Review of MSCA unit costs in preparation of Horizon Europe
The objective of this study was to carry out a review of the Marie Skłodowska-Curie Actions (MSCA) unit costs system in line with the Commission’s policy priorities and Horizon Europe proposal, and to determine the future eligible researcher and institutional unit costs for each Marie Skłodowska-Curie action. In addition, the study explored possibilities for calculating and covering new types of costs, such as those linked to changes in the personal situation of a researcher during the lifetime of the grant (e.g. additional costs for the employer in case of maternity, parental or sick leave of a researcher), special needs of researchers/staff members with a disability, and costs related to research dissemination and outreach or public awareness events (such as the European Researchers’ Night).
The methodology for this study included the following key methods:
- Large-scale survey/structured interview programme with the MSCA researchers and organisations (3,913 responses in total).
- Expert interview programme (32 interviews) with the key stakeholders, National Contact Points (NCPs) and disability experts.
- Desk/market research to establish real prices of various cost items incurred by MSCA researchers and organisations.
- Analysis of monitoring data from the European Commission's CORDA and Compass databases.
The key outcome of this study was an integrated and complete proposal for the MSCA funding system in 2021-2027, covering all types of actions.

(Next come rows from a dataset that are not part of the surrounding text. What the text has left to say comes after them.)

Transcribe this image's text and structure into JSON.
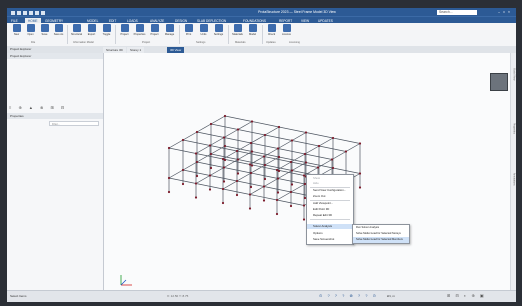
{
  "window": {
    "title": "ProtaStructure 2023 — Steel Frame Model 3D View",
    "search_placeholder": "Search...",
    "controls": [
      "–",
      "□",
      "×"
    ]
  },
  "quick_access_icons": [
    "app-icon",
    "new-icon",
    "open-icon",
    "save-icon",
    "undo-icon",
    "redo-icon"
  ],
  "menu": {
    "items": [
      {
        "label": "FILE"
      },
      {
        "label": "HOME",
        "active": true
      },
      {
        "label": "GEOMETRY"
      },
      {
        "label": "MODEL"
      },
      {
        "label": "EDIT"
      },
      {
        "label": "LOADS"
      },
      {
        "label": "ANALYZE"
      },
      {
        "label": "DESIGN"
      },
      {
        "label": "SLAB DEFLECTION"
      },
      {
        "label": "FOUNDATIONS"
      },
      {
        "label": "REPORT"
      },
      {
        "label": "VIEW"
      },
      {
        "label": "UPDATES"
      }
    ]
  },
  "ribbon": {
    "buttons": [
      {
        "label": "New",
        "icon": "new-file-icon"
      },
      {
        "label": "Open",
        "icon": "folder-open-icon"
      },
      {
        "label": "Save",
        "icon": "save-icon"
      },
      {
        "label": "Save As",
        "icon": "save-as-icon"
      },
      {
        "label": "Structural",
        "icon": "structure-icon"
      },
      {
        "label": "Export",
        "icon": "export-icon"
      },
      {
        "label": "Toggle",
        "icon": "toggle-icon"
      },
      {
        "label": "Project",
        "icon": "project-icon"
      },
      {
        "label": "Properties",
        "icon": "properties-icon"
      },
      {
        "label": "Project",
        "icon": "project-settings-icon"
      },
      {
        "label": "Manage",
        "icon": "manage-icon"
      },
      {
        "label": "Print",
        "icon": "print-icon"
      },
      {
        "label": "Units",
        "icon": "units-icon"
      },
      {
        "label": "Settings",
        "icon": "settings-icon"
      },
      {
        "label": "Materials",
        "icon": "materials-icon"
      },
      {
        "label": "Model",
        "icon": "model-icon"
      },
      {
        "label": "Check",
        "icon": "check-icon"
      },
      {
        "label": "Licence",
        "icon": "licence-icon"
      }
    ],
    "groups": [
      {
        "label": "File"
      },
      {
        "label": "Information Model"
      },
      {
        "label": "Project"
      },
      {
        "label": "Settings"
      },
      {
        "label": "Materials"
      },
      {
        "label": "Updates"
      },
      {
        "label": "Licensing"
      }
    ]
  },
  "tabs": {
    "panel_title": "Project Explorer",
    "views": [
      {
        "label": "Structure 3D"
      },
      {
        "label": "Storey 1"
      },
      {
        "label": "3D View",
        "active": true
      }
    ]
  },
  "left_panel": {
    "top_header": "Project Explorer",
    "mid_header": "Properties",
    "toolbar_glyphs": "≡ ⊕ ▲ ⊗ ⊞ ⊟",
    "filter_placeholder": "Filter..."
  },
  "context_menu": {
    "items": [
      {
        "label": "Show",
        "disabled": true
      },
      {
        "label": "Hide",
        "disabled": true
      },
      {
        "label": "Send View Configuration...",
        "disabled": false
      },
      {
        "label": "Zoom Out",
        "disabled": false
      },
      {
        "label": "Add Viewpoint...",
        "disabled": false
      },
      {
        "label": "Edit Point 3D",
        "disabled": false
      },
      {
        "label": "Repeat Edit 3D",
        "disabled": false
      },
      {
        "label": "Solver Analysis",
        "disabled": false,
        "highlighted": true
      },
      {
        "label": "Options",
        "disabled": false
      },
      {
        "label": "Save Screenshot",
        "disabled": false
      }
    ]
  },
  "submenu": {
    "items": [
      {
        "label": "Run Solver Analysis",
        "highlighted": false
      },
      {
        "label": "Solve Model Load for Selected Storeys",
        "highlighted": false
      },
      {
        "label": "Solve Model Load for Selected Members",
        "highlighted": true
      }
    ]
  },
  "right_strip": {
    "labels": [
      "Model View",
      "Properties",
      "Annotations"
    ]
  },
  "status": {
    "left_text": "Select Items",
    "coordinates": "X: 12.50  Y: 8.75",
    "units": "kN, m",
    "snap_glyphs": "⊙ ? ? ? ⊗ ? ? ⊙",
    "tool_glyphs": "⊞ ⊟ ◐ ⊕ ▣"
  },
  "axis_labels": {
    "x": "X",
    "y": "Y",
    "z": "Z"
  }
}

While the study recommended many adjustments for the current system, the key highlight was a suggestion to significantly increase the family allowance. The study found that researchers, who are parents, face the strongest obstacles to mobility. In addition to this, the study also recommended introducing a simplified funding system based on lump sums for the European Researchers' Night, and creating new funding arrangements for the disabled researchers and for the researchers going on maternity, paternity, sickness or special leave, while on MSCA mobility.
The study team took a very thoughtful approach towards developing recommendations. For all the proposed recommendations, the study offered several options, discussed their pros and cons, and suggests the preferred option. For some of the options, the study also suggested ranges of possible changes in certain unit cost rates for further consideration by the Commission in light of the emerging clarity about the size of the future budget allocated for Horizon Europe and the MSCA, as well as in light of any changes in policy priorities.